Thursday, September 13, 2007

Another UN "Rights Declaration" Tearing at the Fabric of the West

The enemy UN has been busy passing another declaration that overrules the laws of the nation states. Well, at least those who don't consider the UN a joke. Now the UN says that all the member states must give all these separate rights for indigenous people in those nations.

"Therefore, existing and future laws, policies and programs of indigenous peoples will have to be redesigned and shaped to be consistent with this standard" said Victoria Tauli-Corpuz, chairman of the U.N. Permanent Forum on Indigenous Issues, said the declaration "sets the minimum international standards for the protection and promotion of the rights of indigenous peoples."

And what would those 'standards' be?...their right to maintain their own institutions, cultures and spiritual traditions. It also establishes standards to combat discrimination and marginalization and eliminate human rights violations against them. So, separate institutions, like Sharia? like polygamy? Who is indigenous anyway? I'm sure that Egypt will give the Copts all those rights, they were in Egypt long before the Muslims? This is all part of the 'plan.' The UN is a sewer filled with parasites and cancers. Attacking Western civilization, passing 'international declarations' that the democratic countries, in their stupidity, actually try to conform to while the Muslims and the dictators get a pass.

Fortunately it doesn't have the force of law. But it's that tearing, that constant wearing down of the Western sovereignty that is part of the plan.

The US must get out of the UN.



UN adopts declaration on rights for indigenous peoples worldwide
The Associated PressPublished: September 13, 2007


UNITED NATIONS: The U.N. General Assembly adopted a declaration Thursday that provides for rights of native peoples worldwide despite objections from the United States, Canada, Australia and New Zealand, who argued that it was incompatible with existing laws.

The declaration affirms the equality of the more than 370 million indigenous peoples and their right to maintain their own institutions, cultures and spiritual traditions. It also establishes standards to combat discrimination and marginalization and eliminate human rights violations against them.

The U.N. Declaration on the Rights of Indigenous Peoples was approved by the Human Rights Council in Geneva in June 2006 and sent to the 192-member General Assembly for adoption. The assembly put off final approval in December but pledged to vote before the end of its current session next week.

The declaration, which is not legally binding, was approved by a vote of 143-4, with 11 abstentions.

"This marks a historic moment when U.N. member states and indigenous peoples have reconciled with their painful histories and are resolved to move forward together on the path of human rights, justice and development for all," Secretary-General Ban Ki-moon's spokeswoman, Michele Montas, said.
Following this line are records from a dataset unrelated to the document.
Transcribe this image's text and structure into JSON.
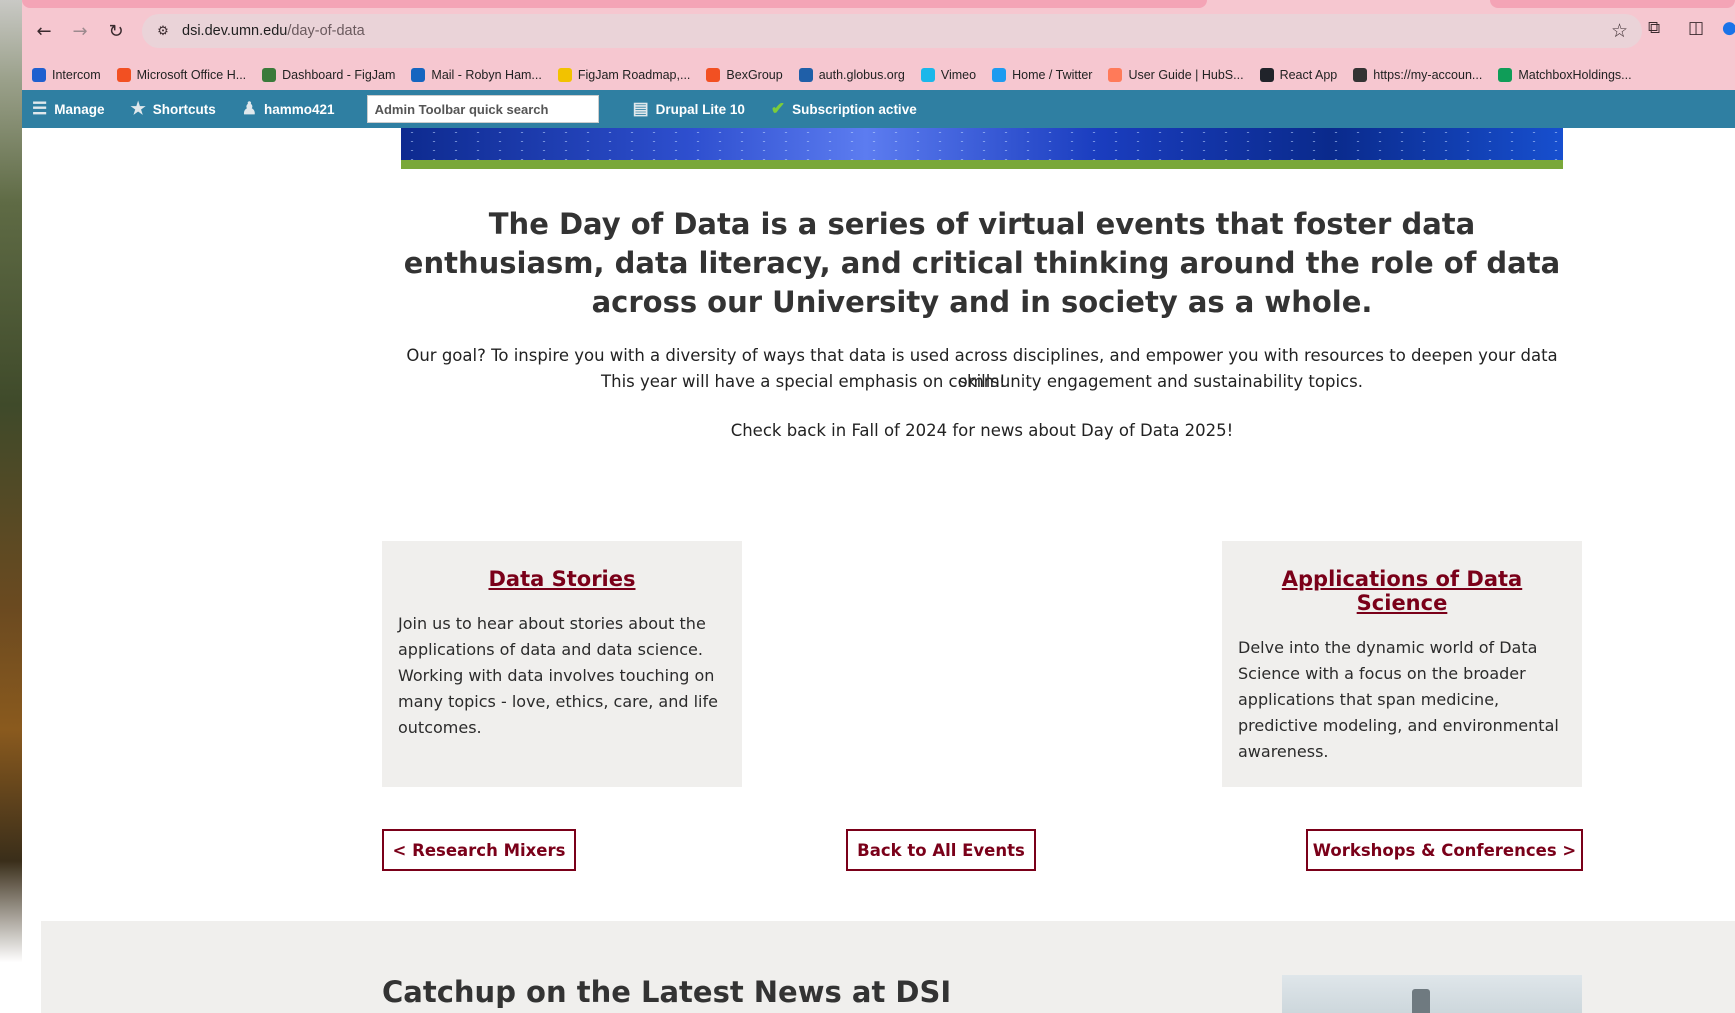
{
  "browser": {
    "url_host": "dsi.dev.umn.edu",
    "url_path": "/day-of-data"
  },
  "bookmarks": [
    {
      "label": "Intercom",
      "icon": "intercom-icon",
      "color": "#1f5fcf"
    },
    {
      "label": "Microsoft Office H...",
      "icon": "microsoft-icon",
      "color": "#f25022"
    },
    {
      "label": "Dashboard - FigJam",
      "icon": "figjam-icon",
      "color": "#3a7a3a"
    },
    {
      "label": "Mail - Robyn Ham...",
      "icon": "outlook-icon",
      "color": "#1565c0"
    },
    {
      "label": "FigJam Roadmap,...",
      "icon": "miro-icon",
      "color": "#f2c200"
    },
    {
      "label": "BexGroup",
      "icon": "microsoft-icon",
      "color": "#f25022"
    },
    {
      "label": "auth.globus.org",
      "icon": "globus-icon",
      "color": "#1f5fa8"
    },
    {
      "label": "Vimeo",
      "icon": "vimeo-icon",
      "color": "#1ab7ea"
    },
    {
      "label": "Home / Twitter",
      "icon": "twitter-icon",
      "color": "#1d9bf0"
    },
    {
      "label": "User Guide | HubS...",
      "icon": "hubspot-icon",
      "color": "#ff7a59"
    },
    {
      "label": "React App",
      "icon": "react-icon",
      "color": "#20232a"
    },
    {
      "label": "https://my-accoun...",
      "icon": "globe-icon",
      "color": "#333333"
    },
    {
      "label": "MatchboxHoldings...",
      "icon": "sheets-icon",
      "color": "#0f9d58"
    }
  ],
  "toolbar": {
    "manage": "Manage",
    "shortcuts": "Shortcuts",
    "user": "hammo421",
    "search_placeholder": "Admin Toolbar quick search",
    "site": "Drupal Lite 10",
    "subscription": "Subscription active"
  },
  "main": {
    "heading": "The Day of Data is a series of virtual events that foster data enthusiasm, data literacy, and critical thinking around the role of data across our University and in society as a whole.",
    "goal_line1": "Our goal? To inspire you with a diversity of ways that data is used across disciplines, and empower you with resources to deepen your data skills!",
    "goal_line2": "This year will have a special emphasis on community engagement and sustainability topics.",
    "check_back": "Check back in Fall of 2024 for news about Day of Data 2025!"
  },
  "cards": [
    {
      "title": "Data Stories",
      "body": "Join us to hear about stories about the applications of data and data science. Working with data involves touching on many topics - love, ethics, care, and life outcomes."
    },
    {
      "title": "Applications of Data Science",
      "body": "Delve into the dynamic world of Data Science with a focus on the broader applications that span medicine, predictive modeling, and environmental awareness."
    }
  ],
  "pager": {
    "prev": "< Research Mixers",
    "back": "Back to All Events",
    "next": "Workshops & Conferences >"
  },
  "news": {
    "title": "Catchup on the Latest News at DSI"
  },
  "colors": {
    "toolbar": "#2f7fa2",
    "maroon": "#7a0019",
    "chrome": "#f6c7d0",
    "card_bg": "#f0efed"
  }
}
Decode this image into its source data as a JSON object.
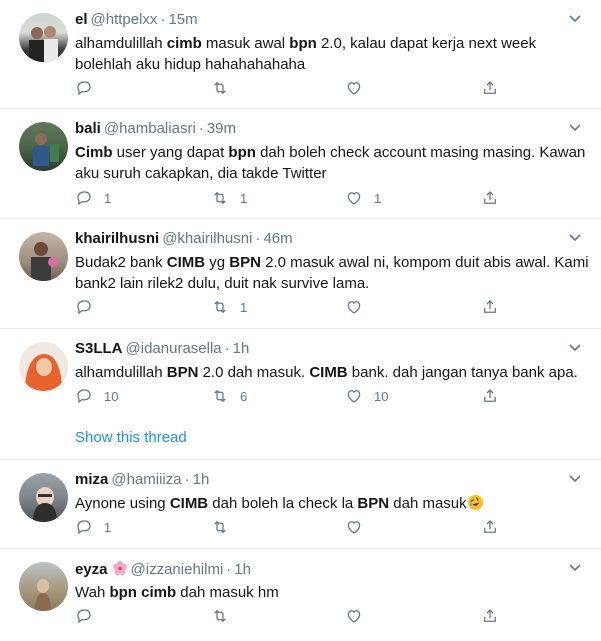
{
  "tweets": [
    {
      "name": "el",
      "handle": "@httpelxx",
      "sep": "·",
      "time": "15m",
      "text": [
        [
          "alhamdulillah ",
          false
        ],
        [
          "cimb",
          true
        ],
        [
          " masuk awal ",
          false
        ],
        [
          "bpn",
          true
        ],
        [
          " 2.0, kalau dapat kerja next week bolehlah aku hidup hahahahahaha",
          false
        ]
      ],
      "reply": "",
      "retweet": "",
      "like": ""
    },
    {
      "name": "bali",
      "handle": "@hambaliasri",
      "sep": "·",
      "time": "39m",
      "text": [
        [
          "Cimb",
          true
        ],
        [
          " user yang dapat ",
          false
        ],
        [
          "bpn",
          true
        ],
        [
          " dah boleh check account masing masing. Kawan aku suruh cakapkan, dia takde Twitter",
          false
        ]
      ],
      "reply": "1",
      "retweet": "1",
      "like": "1"
    },
    {
      "name": "khairilhusni",
      "handle": "@khairilhusni",
      "sep": "·",
      "time": "46m",
      "text": [
        [
          "Budak2 bank ",
          false
        ],
        [
          "CIMB",
          true
        ],
        [
          " yg ",
          false
        ],
        [
          "BPN",
          true
        ],
        [
          " 2.0 masuk awal ni, kompom duit abis awal. Kami bank2 lain rilek2 dulu, duit  nak survive lama.",
          false
        ]
      ],
      "reply": "",
      "retweet": "1",
      "like": ""
    },
    {
      "name": "S3LLA",
      "handle": "@idanurasella",
      "sep": "·",
      "time": "1h",
      "text": [
        [
          "alhamdulillah ",
          false
        ],
        [
          "BPN",
          true
        ],
        [
          " 2.0 dah masuk. ",
          false
        ],
        [
          "CIMB",
          true
        ],
        [
          " bank. dah jangan tanya bank apa.",
          false
        ]
      ],
      "reply": "10",
      "retweet": "6",
      "like": "10",
      "show_thread": "Show this thread"
    },
    {
      "name": "miza",
      "handle": "@hamiiiza",
      "sep": "·",
      "time": "1h",
      "text": [
        [
          "Aynone using ",
          false
        ],
        [
          "CIMB",
          true
        ],
        [
          " dah boleh la check la ",
          false
        ],
        [
          "BPN",
          true
        ],
        [
          " dah masuk",
          false
        ]
      ],
      "reply": "1",
      "retweet": "",
      "like": ""
    },
    {
      "name": "eyza",
      "handle": "@izzaniehilmi",
      "sep": "·",
      "time": "1h",
      "text": [
        [
          "Wah ",
          false
        ],
        [
          "bpn",
          true
        ],
        [
          " ",
          false
        ],
        [
          "cimb",
          true
        ],
        [
          " dah masuk hm",
          false
        ]
      ],
      "reply": "",
      "retweet": "",
      "like": ""
    }
  ],
  "icons": {
    "reply": "reply-icon",
    "retweet": "retweet-icon",
    "like": "like-icon",
    "share": "share-icon",
    "menu": "chevron-down-icon",
    "flower": "cherry-blossom-emoji",
    "laugh": "rolling-on-floor-laughing-emoji"
  },
  "colors": {
    "text": "#14171a",
    "secondary": "#657786",
    "link": "#1b95e0",
    "divider": "#e6ecf0"
  }
}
The declaration, which was approved after more than 20 years of deliberation, calls on states to prevent or redress the forced migration of indigenous peoples, the seizure of their land or their forced integration into other cultures. It also grants indigenous groups control over their religious and cultural sites and the right to manage their own education systems, including teaching in their own languages.

The opponents and many of the countries that abstained said they wanted to work toward a solution, but they took exception to several key parts of the declaration, which they said would give indigenous peoples too many rights and clash with existing national laws.

Several detractors also warned that the declaration set a poor precedent, calling the text confusing and unclear.

"We're not standing against the issue," said Benjamin Chang, a spokesman for the U.S. Mission to the U.N. "We want one that is universal in its scope and can be implemented. What was done today is not clear. The way it stands now is subject to multiple interpretations and doesn't establish a clear universal principal."

Australia's U.N. Ambassador Robert Hill said the declaration failed to meet standards "that would be universally accepted, observed and upheld." He said "Australia continues to have many concerns with the text."

The U.S. and Australia said sponsors excluded them from negotiations where agreement was reached on the amended text.

Victoria Tauli-Corpuz, chairman of the U.N. Permanent Forum on Indigenous Issues, said the declaration "sets the minimum international standards for the protection and promotion of the rights of indigenous peoples."

"Therefore, existing and future laws, policies and programs of indigenous peoples will have to be redesigned and shaped to be consistent with this standard," she said.

Tauli-Corpuz said the declaration was "a major victory" for the United Nations in establishing international human rights standards, but she said the real test will be whether countries implement it.

In 1982, the Working Group on Indigenous Peoples was formed, and three years later they started work on a declaration that was not completed until 1993. The Commission on Human Rights then set up its own working group and has been reviewing the agreement annually since. Would that be the one headed by Cuba and Syria and Iran and other Muslim jihadist nations.......?

1 comment:

Anonymous said...

2 words

Ron

Paul

in '08....